Spring football is drawing to a close throughout the Big 12, and teams have started gaining more clarity as to what their 2021 squads are going to look like. As they head into summer workouts, we’ll get into some tentative impressions of all the teams, providing a projection of offensive and defensive starters for the upcoming season (returning starters in bold) as well as some post-spring observations.
Baylor is a mere two years removed from their appearance in the Big 12 championship, a game that went down to the wire. That recent success, and a history of nine bowl appearances in 11 years, have shown that it’s possible to do big things in Waco. Dave Aranda became the third head coach at Baylor in five years last season, with high hopes that the long time defensive coordinator could steer this program to competing at the top of the Big 12 Conference.
Last year’s disappointing 2-7 record should of course be considered in the light of all the difficulties Aranda had to face brought about by the pandemic. Still, last season’s near misses – the Bears went 1-3 in single possession games – puts arguably even more pressure on the staff to put 2020 behind them, and show fans that they can higher-quality results out of Aranda-coached football teams at Baylor. Can a shakeup of offensive staff and a wealth of defensive starters help Baylor leap up the Big 12 standings in 2021? Below, we go over some thoughts and observations from spring to try and answer that question.
Projected 2021 Baylor
|QB||Gerry Bohanon (Jr.)||F||Ryan Miller (Sr.)|
|RB||Trestan Ebner (Sr.)||N||Siaki Ika (So.)|
|WR||R.J. Sneed (Sr.)||E||T.J. Franklin (Jr.)|
|WR||Gavin Holmes (Jr.)||JACK||Ashton Logan (Sr.)|
|WR||Tyquan Thornton (Sr.)||MLB||Dillon Doyle (Jr.)|
|TE||Ben Sims (Jr.)||WLB||Terrell Bernard (Sr.)|
|LT||Connor Galvin (Sr.)||STAR||Jalen Pitre (Sr.)|
|LG||Xavier Newman-Johnson (Sr.)||CB||Raleigh Texada (Sr.)|
|C||Grant Miller (Sr.)||S||J.T. Woods (Sr.)|
|RG||Mose Jeffrey (Sr.)||S||Christian Morgan (Sr.)|
|RT||Gavin Byers (So.)||CB||Kalon Barnes (Sr.)|
The Offense Should Show Some Improvement
Baylor posted some of the worst offensive numbers in the country in 2020, ranking 101st nationally in points per game. With new offensive coordinator Jeff Grimes coming to rebuild the offense, there should be enough returning talent on hand for the unit to makes some strides. That includes wideout R.J. Sneed and running back Trestan Ebner, who both combined to be Baylor’s top two receivers last season.
Settling on a quarterback will continue to remain on Grimes’ to-do list, but junior Gerry Bohanon had some good moments in Baylor’s spring game.

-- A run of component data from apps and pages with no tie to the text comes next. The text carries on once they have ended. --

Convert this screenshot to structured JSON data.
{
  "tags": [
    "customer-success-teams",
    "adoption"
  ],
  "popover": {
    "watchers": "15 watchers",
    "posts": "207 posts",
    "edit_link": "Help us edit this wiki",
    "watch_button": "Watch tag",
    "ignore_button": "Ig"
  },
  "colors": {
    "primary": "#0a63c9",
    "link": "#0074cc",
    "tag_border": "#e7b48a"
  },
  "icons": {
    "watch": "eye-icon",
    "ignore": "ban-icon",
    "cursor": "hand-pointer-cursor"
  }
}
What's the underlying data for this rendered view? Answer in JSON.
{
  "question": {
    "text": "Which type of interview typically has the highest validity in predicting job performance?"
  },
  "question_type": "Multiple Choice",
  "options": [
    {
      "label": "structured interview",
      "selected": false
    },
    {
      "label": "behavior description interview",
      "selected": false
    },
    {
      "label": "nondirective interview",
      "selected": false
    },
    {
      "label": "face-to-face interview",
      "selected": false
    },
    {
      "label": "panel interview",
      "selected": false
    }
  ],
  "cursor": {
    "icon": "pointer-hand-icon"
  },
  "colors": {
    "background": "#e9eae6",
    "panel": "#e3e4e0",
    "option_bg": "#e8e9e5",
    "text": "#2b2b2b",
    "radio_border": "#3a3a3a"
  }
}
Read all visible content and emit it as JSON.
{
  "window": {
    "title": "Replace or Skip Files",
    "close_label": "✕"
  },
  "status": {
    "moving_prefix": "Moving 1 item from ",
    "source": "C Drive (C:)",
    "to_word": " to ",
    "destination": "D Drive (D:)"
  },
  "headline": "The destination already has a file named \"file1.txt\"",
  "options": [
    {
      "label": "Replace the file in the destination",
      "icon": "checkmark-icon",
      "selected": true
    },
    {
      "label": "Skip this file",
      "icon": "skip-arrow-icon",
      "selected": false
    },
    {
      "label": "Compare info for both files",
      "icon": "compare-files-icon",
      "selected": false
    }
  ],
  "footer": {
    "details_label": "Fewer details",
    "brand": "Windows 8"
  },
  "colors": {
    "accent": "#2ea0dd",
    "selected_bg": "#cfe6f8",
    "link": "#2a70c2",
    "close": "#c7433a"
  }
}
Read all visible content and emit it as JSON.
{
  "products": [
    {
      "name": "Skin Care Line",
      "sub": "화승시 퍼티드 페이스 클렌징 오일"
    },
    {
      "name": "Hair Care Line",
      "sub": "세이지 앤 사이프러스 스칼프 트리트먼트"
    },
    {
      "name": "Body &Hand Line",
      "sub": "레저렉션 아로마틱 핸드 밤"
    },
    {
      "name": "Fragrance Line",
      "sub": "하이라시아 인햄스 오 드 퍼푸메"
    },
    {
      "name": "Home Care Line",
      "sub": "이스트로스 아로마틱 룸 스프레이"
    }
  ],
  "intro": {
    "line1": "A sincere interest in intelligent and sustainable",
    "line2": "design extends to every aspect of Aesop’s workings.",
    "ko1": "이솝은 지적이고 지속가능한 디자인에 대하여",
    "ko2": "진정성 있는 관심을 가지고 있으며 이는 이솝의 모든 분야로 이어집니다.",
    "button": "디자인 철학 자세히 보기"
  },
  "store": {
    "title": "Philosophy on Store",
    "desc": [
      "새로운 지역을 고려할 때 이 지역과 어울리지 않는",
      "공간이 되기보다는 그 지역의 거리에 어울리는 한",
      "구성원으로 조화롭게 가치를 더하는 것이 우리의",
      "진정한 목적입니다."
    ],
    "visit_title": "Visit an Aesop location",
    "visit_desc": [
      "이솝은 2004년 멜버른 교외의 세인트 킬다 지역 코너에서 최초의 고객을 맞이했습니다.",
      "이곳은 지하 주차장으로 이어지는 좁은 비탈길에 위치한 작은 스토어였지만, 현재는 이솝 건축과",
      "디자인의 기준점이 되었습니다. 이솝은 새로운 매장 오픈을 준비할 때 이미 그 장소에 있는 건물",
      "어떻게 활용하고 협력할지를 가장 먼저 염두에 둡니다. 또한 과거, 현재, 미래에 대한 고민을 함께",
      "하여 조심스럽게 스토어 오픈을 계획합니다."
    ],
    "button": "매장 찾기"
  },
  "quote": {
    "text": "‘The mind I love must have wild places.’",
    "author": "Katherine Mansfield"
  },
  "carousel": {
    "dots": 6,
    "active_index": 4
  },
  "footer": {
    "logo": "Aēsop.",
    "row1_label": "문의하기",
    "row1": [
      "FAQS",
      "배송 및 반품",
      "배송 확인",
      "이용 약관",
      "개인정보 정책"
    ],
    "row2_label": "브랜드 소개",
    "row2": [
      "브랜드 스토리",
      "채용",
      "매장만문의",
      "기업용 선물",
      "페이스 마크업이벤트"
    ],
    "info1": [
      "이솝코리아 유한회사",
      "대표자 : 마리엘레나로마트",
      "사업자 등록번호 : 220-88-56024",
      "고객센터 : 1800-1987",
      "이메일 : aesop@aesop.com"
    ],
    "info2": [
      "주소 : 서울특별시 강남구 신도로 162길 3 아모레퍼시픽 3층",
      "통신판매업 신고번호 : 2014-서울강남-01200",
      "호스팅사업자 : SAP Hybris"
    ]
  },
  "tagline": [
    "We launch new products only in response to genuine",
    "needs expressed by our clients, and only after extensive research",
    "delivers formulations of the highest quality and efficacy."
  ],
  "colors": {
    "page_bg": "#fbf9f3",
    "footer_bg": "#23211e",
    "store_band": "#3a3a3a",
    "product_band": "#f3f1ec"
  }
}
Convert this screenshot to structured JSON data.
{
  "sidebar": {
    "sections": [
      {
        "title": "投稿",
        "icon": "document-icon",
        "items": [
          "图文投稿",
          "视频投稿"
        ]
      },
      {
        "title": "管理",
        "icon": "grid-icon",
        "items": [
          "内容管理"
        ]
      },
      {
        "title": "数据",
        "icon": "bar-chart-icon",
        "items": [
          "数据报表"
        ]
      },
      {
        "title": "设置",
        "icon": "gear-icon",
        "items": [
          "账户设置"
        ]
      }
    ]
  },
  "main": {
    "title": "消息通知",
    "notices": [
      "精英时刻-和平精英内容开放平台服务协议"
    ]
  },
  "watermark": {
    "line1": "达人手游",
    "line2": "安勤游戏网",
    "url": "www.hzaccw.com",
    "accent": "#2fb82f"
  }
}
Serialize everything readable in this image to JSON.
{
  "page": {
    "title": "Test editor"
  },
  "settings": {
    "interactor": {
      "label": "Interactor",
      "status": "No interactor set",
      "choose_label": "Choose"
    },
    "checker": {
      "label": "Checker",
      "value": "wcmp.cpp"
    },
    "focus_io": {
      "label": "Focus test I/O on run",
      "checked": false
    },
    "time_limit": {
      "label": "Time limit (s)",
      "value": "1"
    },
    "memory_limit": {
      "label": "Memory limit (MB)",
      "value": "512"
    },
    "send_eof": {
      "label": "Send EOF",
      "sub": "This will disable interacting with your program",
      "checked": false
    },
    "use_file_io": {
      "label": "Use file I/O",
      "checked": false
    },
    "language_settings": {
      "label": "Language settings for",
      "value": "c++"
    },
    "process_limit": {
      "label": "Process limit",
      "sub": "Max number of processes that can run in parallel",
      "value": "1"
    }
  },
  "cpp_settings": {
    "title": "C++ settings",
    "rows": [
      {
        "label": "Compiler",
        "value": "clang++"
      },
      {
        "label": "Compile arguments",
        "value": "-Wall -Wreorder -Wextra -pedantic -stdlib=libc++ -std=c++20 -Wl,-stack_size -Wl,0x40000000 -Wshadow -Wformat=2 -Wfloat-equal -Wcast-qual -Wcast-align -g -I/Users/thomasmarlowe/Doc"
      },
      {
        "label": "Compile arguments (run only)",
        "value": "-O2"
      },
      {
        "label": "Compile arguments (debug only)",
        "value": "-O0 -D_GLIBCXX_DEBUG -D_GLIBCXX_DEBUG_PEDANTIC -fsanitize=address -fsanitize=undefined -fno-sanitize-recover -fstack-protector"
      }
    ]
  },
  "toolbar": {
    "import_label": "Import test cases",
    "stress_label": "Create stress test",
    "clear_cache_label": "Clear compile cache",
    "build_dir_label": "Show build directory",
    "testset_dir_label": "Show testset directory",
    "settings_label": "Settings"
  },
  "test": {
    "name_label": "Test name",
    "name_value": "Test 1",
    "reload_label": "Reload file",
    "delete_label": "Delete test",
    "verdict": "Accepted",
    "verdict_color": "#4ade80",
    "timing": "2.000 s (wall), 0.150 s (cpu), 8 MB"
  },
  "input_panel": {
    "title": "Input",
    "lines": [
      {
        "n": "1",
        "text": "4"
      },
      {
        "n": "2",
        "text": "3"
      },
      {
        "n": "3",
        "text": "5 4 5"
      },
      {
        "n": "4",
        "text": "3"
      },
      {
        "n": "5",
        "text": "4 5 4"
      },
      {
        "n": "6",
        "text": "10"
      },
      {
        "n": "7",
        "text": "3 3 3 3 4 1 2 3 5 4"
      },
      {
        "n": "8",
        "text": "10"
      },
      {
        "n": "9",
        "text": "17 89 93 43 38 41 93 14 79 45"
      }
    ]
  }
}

He can do enough both through the air and on the ground that the offense will be in good hands if is indeed named the starter. No matter who starts behind center, the offensive line looks to be a definite work in progress, but, overall, new staff additions should lift the play of this unit from the year before.
How Far Can The Defense Carry This Team?
The Bears have leaned on their defense in recent years, and 2021 likely won’t buck that trend. They had the second best pass defense in the conference last year, and with ten starters back, Baylor should again have an above average Big 12 defense, as Aranda appears to have put his stamp on this team by really developing players on this side of the ball. That occurred last season despite serious inexperience with the unit overall.
Now, the two deep looks to be chalk full of upperclassmen, and LSU transfer Siaki Ika should come in to hopefully provide a major presence up the middle. As the offense starts to get under its feet, however, can the Baylor defense step up to keep teams off the scoreboard? If a defense that gave up 29.2 points per game last year can take measurable steps forward, it would be a boon for Aranda in his second year.
Baylor Is Still Developing An Identity Under Aranda
Baylor saw a lot of change from 2019 to 2020, both in terms of staff turnover and personnel. Had the Bears played a full non-conference slate last season, they likely could have finished 5-7, which would look much better for a first year head coach who’s still probably figuring out how to run a DI football program. Heading into 2021, it still feels like there’s a sense of transition with this team from top to bottom, and we may not really know what to expect out of Baylor under Aranda until this season plays itself out.